4. In the fourth place the dress in which the high priest was to officiate and his ablutions are to be noticed. He was not to wear his rich habiliments, his golden robes as the
Jews called them, but only his plain white linen vestments. This was ordered in con
formity with the object of the day, and the feelings which ought to be awakened upon it. The whole service being intended as a recognition and confession of sin, with sacrifices of atonement for it, the high priest was thus to humble and abase himself before God. He was also to wash himself repeatedly with water, and was thereby taught how defiling was the nature of sin, and how it came upou him even in the performance of his most penitent and holiest duties. It shews us that our very repentances need to be washed in the blood of Jesus; and plainly pointed out to the Jews, as it does to us, the purity and holiness of that God to whom we approach in our religious services.

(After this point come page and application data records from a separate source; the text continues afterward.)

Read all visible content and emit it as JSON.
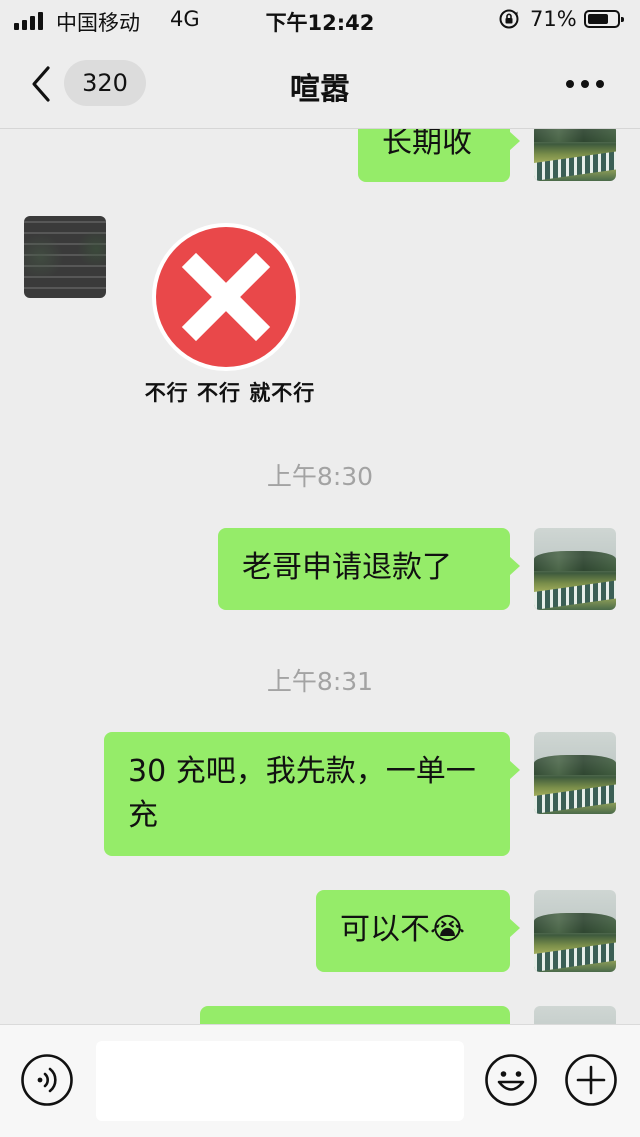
{
  "status_bar": {
    "carrier": "中国移动",
    "network": "4G",
    "time": "下午12:42",
    "battery": "71%",
    "battery_level": 0.71
  },
  "header": {
    "unread_count": "320",
    "title": "喧嚣"
  },
  "messages": [
    {
      "side": "right",
      "text": "长期收"
    },
    {
      "side": "left",
      "type": "sticker",
      "caption": "不行 不行 就不行"
    },
    {
      "type": "time",
      "text": "上午8:30"
    },
    {
      "side": "right",
      "text": "老哥申请退款了"
    },
    {
      "type": "time",
      "text": "上午8:31"
    },
    {
      "side": "right",
      "text": "30 充吧，我先款，一单一充"
    },
    {
      "side": "right",
      "text": "可以不😭"
    },
    {
      "side": "right",
      "text": ""
    }
  ],
  "input_bar": {
    "value": ""
  },
  "colors": {
    "bubble": "#95ec69",
    "background": "#ededed",
    "sticker_red": "#e9484a"
  },
  "icons": [
    "back-icon",
    "more-icon",
    "voice-icon",
    "emoji-icon",
    "plus-icon",
    "screen-lock-icon",
    "signal-icon",
    "battery-icon"
  ]
}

5. I observe, in the fifth and last place of this first head of my sermon, that in all this part of the day's service the high priest was to officiate alone, as we see in the seventeenth verse. So we well know that the whole work of atonement for our sins was performed by Christ alone. No one aided or
assisted him; no one participated with him; he bore all our sufferings; to him all the glory is due. He trod that wine-press of the wrath of God alone; and of the people there was none with him; his own arm brought salvation: "by himself he purged our sins;" "he his own self bear our sins in his own body on the tree." Blessed Jesus, we owe the whole of our salvation to thee. To thee be all our praise and all our service given.
II. Let us now go to our second head, and consider the ceremonies with which the day was to be observed.
1. In the first place the high priest was to take a young bullock as a sin-offering, and a ram as a burnt-offering for himself. Now, as I formerly observed, this strongly intimated that their high priest, distinguished and honoured as he was, was but a poor transgressor and sinner as were the rest of the people. The apostle notes this circumstance in his epistle to the Hebrews, observing that the law made men high priests, which had infirmity, and that he went in with blood, which he offered for himself and the errors of